Exercise prompt:
Return every line from the records below in which the word "icon" is found.
:: Source material
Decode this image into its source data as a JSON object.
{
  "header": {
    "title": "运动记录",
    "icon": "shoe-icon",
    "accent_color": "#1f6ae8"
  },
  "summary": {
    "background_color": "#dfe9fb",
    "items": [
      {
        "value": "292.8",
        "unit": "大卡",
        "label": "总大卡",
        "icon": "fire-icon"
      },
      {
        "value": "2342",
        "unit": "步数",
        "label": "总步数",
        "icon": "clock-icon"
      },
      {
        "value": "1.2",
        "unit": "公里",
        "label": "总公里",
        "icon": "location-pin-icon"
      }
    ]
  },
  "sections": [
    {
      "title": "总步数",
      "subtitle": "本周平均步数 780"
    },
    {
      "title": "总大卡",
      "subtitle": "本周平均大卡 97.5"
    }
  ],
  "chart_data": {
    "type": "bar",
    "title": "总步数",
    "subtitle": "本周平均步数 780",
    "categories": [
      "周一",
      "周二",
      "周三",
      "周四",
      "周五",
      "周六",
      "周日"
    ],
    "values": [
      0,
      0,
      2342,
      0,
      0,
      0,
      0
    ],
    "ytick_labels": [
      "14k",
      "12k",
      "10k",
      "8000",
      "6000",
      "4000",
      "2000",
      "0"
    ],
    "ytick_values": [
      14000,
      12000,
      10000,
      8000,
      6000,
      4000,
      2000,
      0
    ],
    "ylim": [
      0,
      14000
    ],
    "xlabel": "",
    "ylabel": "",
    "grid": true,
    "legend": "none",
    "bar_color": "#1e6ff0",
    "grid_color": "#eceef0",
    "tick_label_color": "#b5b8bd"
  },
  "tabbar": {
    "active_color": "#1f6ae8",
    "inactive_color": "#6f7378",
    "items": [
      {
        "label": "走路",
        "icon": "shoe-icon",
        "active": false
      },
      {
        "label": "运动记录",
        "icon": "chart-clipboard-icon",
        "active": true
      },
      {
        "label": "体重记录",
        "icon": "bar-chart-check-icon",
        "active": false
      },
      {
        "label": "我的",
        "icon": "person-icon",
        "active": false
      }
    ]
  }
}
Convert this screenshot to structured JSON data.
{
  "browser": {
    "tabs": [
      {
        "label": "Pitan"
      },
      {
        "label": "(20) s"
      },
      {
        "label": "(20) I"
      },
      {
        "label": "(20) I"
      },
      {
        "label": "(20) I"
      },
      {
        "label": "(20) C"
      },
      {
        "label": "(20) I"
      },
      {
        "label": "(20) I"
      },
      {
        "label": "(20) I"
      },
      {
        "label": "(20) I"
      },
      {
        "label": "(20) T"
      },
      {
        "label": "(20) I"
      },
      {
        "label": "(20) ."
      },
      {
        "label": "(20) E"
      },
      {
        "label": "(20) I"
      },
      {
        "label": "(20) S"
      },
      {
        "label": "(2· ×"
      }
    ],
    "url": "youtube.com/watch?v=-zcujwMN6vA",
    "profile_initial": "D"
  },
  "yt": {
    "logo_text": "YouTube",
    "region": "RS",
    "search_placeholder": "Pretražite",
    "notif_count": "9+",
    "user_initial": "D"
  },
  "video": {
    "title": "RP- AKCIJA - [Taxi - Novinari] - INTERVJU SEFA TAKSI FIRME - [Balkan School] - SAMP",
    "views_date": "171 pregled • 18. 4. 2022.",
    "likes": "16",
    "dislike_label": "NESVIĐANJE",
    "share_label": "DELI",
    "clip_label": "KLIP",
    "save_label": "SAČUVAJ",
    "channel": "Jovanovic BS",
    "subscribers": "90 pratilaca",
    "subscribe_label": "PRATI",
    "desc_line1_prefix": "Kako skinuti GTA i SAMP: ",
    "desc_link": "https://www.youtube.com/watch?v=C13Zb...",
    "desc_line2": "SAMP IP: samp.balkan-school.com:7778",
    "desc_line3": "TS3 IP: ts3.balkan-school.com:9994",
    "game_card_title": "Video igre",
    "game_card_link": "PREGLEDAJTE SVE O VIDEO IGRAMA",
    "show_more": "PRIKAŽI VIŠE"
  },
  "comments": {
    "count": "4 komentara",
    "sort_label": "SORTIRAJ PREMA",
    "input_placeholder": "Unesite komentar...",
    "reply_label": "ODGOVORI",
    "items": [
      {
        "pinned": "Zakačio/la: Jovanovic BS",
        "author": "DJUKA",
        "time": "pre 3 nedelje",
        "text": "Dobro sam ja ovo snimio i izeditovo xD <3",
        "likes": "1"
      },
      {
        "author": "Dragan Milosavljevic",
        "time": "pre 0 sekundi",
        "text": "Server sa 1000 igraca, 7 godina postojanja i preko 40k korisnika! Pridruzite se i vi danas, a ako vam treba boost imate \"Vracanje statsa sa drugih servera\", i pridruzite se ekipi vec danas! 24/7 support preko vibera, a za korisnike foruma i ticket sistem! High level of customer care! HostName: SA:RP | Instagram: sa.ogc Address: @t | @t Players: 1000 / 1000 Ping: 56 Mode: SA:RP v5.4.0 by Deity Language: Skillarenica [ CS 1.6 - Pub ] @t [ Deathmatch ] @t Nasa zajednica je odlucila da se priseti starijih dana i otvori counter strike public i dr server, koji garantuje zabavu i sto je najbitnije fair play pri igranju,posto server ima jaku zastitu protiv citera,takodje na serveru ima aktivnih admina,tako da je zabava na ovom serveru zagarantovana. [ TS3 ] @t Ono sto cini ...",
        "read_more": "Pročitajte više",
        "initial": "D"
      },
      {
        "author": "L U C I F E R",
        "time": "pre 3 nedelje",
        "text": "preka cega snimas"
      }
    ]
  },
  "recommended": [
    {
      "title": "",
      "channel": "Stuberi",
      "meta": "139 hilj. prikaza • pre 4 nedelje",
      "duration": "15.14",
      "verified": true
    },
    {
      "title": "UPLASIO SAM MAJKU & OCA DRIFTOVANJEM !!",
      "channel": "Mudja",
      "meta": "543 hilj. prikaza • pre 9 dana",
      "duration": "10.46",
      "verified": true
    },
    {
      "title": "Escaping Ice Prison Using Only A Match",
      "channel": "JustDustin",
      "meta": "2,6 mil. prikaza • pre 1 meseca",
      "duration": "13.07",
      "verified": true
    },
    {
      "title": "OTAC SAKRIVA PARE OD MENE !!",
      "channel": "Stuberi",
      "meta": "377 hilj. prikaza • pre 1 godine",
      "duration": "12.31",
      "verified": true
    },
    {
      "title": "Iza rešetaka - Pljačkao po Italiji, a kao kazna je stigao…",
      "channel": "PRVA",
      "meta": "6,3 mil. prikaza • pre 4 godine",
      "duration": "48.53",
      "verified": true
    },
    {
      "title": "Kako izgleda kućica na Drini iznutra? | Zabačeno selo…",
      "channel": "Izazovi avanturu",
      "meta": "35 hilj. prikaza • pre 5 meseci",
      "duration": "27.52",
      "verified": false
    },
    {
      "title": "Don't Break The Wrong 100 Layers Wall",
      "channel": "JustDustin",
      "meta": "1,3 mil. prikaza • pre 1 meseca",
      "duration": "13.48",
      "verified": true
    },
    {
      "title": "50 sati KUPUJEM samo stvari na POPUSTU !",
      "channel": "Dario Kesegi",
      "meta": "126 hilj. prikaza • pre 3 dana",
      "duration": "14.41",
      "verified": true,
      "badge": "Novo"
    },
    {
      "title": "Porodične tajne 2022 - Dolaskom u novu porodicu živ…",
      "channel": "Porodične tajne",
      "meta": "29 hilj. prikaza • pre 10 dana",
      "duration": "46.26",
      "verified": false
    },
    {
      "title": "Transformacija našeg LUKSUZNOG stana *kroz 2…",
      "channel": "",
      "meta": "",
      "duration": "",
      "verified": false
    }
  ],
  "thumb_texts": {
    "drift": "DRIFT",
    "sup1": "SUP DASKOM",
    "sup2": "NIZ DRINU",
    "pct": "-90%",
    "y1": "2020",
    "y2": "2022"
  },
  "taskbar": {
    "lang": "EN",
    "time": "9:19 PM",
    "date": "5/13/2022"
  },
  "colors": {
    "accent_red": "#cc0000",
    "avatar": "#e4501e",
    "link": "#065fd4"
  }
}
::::
Response below:
    "icon": "shoe-icon",
        "icon": "fire-icon"
        "icon": "clock-icon"
        "icon": "location-pin-icon"
        "icon": "shoe-icon",
        "icon": "chart-clipboard-icon",
        "icon": "bar-chart-check-icon",
        "icon": "person-icon",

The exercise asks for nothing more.